This is an unpleasant world. Cannibalistic brigands ambush unwary travelers, identifiable by their shaking hands. Water is at a premium. Batteries are hard to find. The Book of Eli makes it clear that there's no currency, only barter.
Roaming the land is Eli (a subdued Denzel Washington), carrying a book with a cross on it. This book is greatly desired by Carnegie (a greasy Gary Oldman), who is also old enough to remember the power such a tome can have over the people. While Eli has been wandering for thirty years in pursuit of such a destination, Carnegie has been sending illiterate henchmen to retrieve every book he can find. The encounter between the two has all the fire and brimstone of a battle between heaven and hell.

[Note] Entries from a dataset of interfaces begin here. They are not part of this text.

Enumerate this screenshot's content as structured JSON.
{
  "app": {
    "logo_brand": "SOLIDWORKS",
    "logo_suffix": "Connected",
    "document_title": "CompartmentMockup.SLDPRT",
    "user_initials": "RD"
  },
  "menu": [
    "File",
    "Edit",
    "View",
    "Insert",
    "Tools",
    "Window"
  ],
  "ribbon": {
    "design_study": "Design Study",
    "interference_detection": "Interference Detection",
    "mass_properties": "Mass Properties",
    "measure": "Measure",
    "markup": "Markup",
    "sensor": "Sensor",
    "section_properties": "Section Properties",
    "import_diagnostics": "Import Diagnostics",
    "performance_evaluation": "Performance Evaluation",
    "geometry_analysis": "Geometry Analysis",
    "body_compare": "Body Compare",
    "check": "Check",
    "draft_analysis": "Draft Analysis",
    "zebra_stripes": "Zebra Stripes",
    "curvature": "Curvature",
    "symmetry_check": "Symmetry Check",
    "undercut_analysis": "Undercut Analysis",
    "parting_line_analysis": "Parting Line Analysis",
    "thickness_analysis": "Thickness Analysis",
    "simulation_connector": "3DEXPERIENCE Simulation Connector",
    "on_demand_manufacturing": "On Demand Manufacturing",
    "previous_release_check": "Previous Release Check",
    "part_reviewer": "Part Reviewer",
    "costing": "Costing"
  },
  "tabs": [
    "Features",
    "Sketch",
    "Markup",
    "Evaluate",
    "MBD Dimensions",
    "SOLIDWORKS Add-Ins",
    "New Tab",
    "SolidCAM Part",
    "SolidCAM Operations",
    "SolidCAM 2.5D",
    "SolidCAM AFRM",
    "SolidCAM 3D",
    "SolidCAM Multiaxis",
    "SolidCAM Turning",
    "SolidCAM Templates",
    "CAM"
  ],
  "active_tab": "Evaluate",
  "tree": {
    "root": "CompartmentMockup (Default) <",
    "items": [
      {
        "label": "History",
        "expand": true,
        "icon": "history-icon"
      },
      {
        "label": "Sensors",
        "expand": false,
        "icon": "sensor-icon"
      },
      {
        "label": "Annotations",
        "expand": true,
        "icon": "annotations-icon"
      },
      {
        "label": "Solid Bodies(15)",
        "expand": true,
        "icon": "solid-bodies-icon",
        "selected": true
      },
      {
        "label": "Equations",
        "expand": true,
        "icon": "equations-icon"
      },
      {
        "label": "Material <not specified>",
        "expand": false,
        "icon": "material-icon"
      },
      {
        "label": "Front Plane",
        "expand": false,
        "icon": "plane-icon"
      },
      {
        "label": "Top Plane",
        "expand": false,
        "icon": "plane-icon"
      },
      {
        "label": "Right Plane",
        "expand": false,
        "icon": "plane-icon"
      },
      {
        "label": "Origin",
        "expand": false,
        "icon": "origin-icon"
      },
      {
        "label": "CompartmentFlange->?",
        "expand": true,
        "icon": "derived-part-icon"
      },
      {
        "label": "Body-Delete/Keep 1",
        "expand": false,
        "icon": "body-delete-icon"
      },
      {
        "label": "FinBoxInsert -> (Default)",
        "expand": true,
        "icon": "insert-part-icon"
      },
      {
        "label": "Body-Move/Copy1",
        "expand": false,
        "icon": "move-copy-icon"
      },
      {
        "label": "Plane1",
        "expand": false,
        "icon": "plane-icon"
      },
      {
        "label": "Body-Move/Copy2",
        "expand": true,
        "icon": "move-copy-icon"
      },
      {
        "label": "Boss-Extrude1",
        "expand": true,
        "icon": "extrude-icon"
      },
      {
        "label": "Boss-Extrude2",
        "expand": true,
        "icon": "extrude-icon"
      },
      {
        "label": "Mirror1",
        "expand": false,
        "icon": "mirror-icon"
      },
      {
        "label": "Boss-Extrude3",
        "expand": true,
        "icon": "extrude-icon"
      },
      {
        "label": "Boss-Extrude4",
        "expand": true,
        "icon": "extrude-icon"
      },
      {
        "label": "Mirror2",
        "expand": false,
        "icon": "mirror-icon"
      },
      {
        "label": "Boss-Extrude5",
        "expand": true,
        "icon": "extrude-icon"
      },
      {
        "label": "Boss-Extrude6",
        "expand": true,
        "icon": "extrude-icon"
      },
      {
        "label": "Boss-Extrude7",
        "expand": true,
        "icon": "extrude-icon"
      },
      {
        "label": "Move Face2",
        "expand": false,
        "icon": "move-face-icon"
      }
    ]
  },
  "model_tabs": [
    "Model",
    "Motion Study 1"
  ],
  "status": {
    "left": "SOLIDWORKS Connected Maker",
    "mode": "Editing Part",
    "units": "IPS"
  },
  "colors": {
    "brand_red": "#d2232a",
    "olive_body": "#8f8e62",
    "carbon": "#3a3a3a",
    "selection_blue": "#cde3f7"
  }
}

Thrown into the mix is Solara (played beautifully by Mila Kunis, who finally sheds her trademark accent), a young, attractive girl who has grown up under Carnegie's protection but, as she flowers into womanhood, is about to become a bargaining chip, a piece of meat, and a lure. When there's no one left to protect her, she becomes a wanderer in Eli's footsteps.
From a religious point of view, it's educational to understand who Eli was in the Bible.
This movie however didn't tell the story enough for me. I thought there were some gaps that didn't fill me in on everything.
Other than that it was an alright movie.